Pretty great line about specialization

Neat story on NPR about Bryan Shaw, an assistant professor at Baylor (in chemistry):
Naturally enough, after his son's diagnosis, Shaw's first thoughts were to do whatever it took to save his son's life. 
But at some point, during the months of chemotherapy, radiation and ultimately surgery to remove his son's right eye to prevent the cancer from spreading to his brain, Bryan started thinking more like the scientist he is.  
He wondered what would have happened if the family camera had been programmed with software that could recognize leukocoria automatically. "If I would have had some software in it telling me, 'Hey, go get this checked out,' that would have sped up my son's diagnosis and the tumors would have been just a little bit smaller when we got to them. There might have been fewer," says Shaw. And maybe Noah's eye could have been saved. But there was no software.
Now, for most of us, that would have been that. But Bryan Shaw, the inorganic chemist, figured what the heck, I'll become a software designer. 
"I was trained in this funny lab at Harvard called the [George] Whitesides Lab, where we scoffed at specialization," he says. "If you were just an inorganic chemist, you weren't cool. You had to go make it in areas totally outside your field."
I had to smile at that.  (And I still believe in specialization, but in this context, there is always room for individuals to learn new things.) 


  1. "Specialization is for insects". (Google the quote to see the rest of it.)

    Life is already full of people trying to put you in a box. Don't make it easier on them by self-labeling yourself.

  2. Another reminder that I'm doomed because I didn't work for anybody famous, or half-famous. Time to learn how to weld at the local community college Im now teaching Chem at....

  3. The fact is that you can't specialise technically/academically without picking up other general, transferrable skills along the way. The above story is a case in point - whist Shaw was a specialist chemist in order to do that he'd had to pick up a broader set of skills around how to solve technical problems and rapidly develop knowledge about new areas. It is these skills that he has used to make progress in this new area.

    Essentially you can really view this in one of two ways:
    1) We can never really truly specialise because becoming an expert requires development of transferrable skills. Or,
    2) We should be afraid of becoming an expert because we can transfer a lot of the important skills outside the technical area - we just need to be aware that we have these skills.
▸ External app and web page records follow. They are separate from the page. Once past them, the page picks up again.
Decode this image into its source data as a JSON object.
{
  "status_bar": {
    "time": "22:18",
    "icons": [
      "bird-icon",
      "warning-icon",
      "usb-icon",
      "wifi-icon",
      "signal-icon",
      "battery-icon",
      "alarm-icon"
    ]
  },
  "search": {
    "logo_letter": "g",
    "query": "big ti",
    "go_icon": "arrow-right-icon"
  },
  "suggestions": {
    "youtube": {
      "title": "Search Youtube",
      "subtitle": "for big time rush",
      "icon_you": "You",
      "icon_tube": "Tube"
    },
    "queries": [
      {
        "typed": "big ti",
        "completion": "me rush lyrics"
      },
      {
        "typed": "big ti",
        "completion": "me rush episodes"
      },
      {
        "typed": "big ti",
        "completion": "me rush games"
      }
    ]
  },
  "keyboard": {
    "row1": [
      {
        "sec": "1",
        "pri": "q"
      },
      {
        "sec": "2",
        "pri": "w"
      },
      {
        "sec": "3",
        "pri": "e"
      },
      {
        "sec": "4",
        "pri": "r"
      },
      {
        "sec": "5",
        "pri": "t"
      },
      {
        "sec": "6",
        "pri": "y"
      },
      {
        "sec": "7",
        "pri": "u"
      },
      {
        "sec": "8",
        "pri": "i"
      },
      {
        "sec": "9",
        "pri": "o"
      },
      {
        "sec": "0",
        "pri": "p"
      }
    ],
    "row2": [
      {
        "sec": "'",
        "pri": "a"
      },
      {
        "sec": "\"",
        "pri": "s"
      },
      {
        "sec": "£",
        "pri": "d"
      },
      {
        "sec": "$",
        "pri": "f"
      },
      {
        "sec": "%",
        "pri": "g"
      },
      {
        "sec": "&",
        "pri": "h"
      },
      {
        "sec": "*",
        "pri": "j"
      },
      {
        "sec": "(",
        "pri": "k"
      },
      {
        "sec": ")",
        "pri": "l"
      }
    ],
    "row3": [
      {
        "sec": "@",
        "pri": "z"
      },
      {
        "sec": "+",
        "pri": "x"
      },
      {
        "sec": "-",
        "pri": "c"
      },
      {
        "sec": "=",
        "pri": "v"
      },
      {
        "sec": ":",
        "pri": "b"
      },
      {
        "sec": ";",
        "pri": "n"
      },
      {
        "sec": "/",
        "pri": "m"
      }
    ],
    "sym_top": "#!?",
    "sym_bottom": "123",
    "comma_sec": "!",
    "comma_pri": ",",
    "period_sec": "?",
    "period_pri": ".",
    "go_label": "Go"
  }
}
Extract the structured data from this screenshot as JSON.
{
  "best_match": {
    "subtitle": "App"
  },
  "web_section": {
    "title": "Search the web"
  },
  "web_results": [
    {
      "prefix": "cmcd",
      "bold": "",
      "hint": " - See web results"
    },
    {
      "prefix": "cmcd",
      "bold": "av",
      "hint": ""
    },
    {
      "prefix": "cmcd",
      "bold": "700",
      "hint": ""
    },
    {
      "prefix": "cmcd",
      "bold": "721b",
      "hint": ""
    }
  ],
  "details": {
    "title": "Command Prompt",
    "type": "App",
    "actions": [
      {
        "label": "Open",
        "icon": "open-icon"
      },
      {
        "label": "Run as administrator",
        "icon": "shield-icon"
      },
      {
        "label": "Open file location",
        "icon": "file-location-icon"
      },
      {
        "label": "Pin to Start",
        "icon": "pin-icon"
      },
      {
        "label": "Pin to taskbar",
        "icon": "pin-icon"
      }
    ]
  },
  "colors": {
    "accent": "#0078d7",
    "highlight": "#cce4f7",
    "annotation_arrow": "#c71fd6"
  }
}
    Although I do agree somewhat with NMH's comment regarding the importance of pedigree in academic chemistry (especially in the US). Name dropping seems to happen all the time. George Whitesides is a fantastic chemist, but I doubt that he is the only academic to encourage his students to think broadly about problems.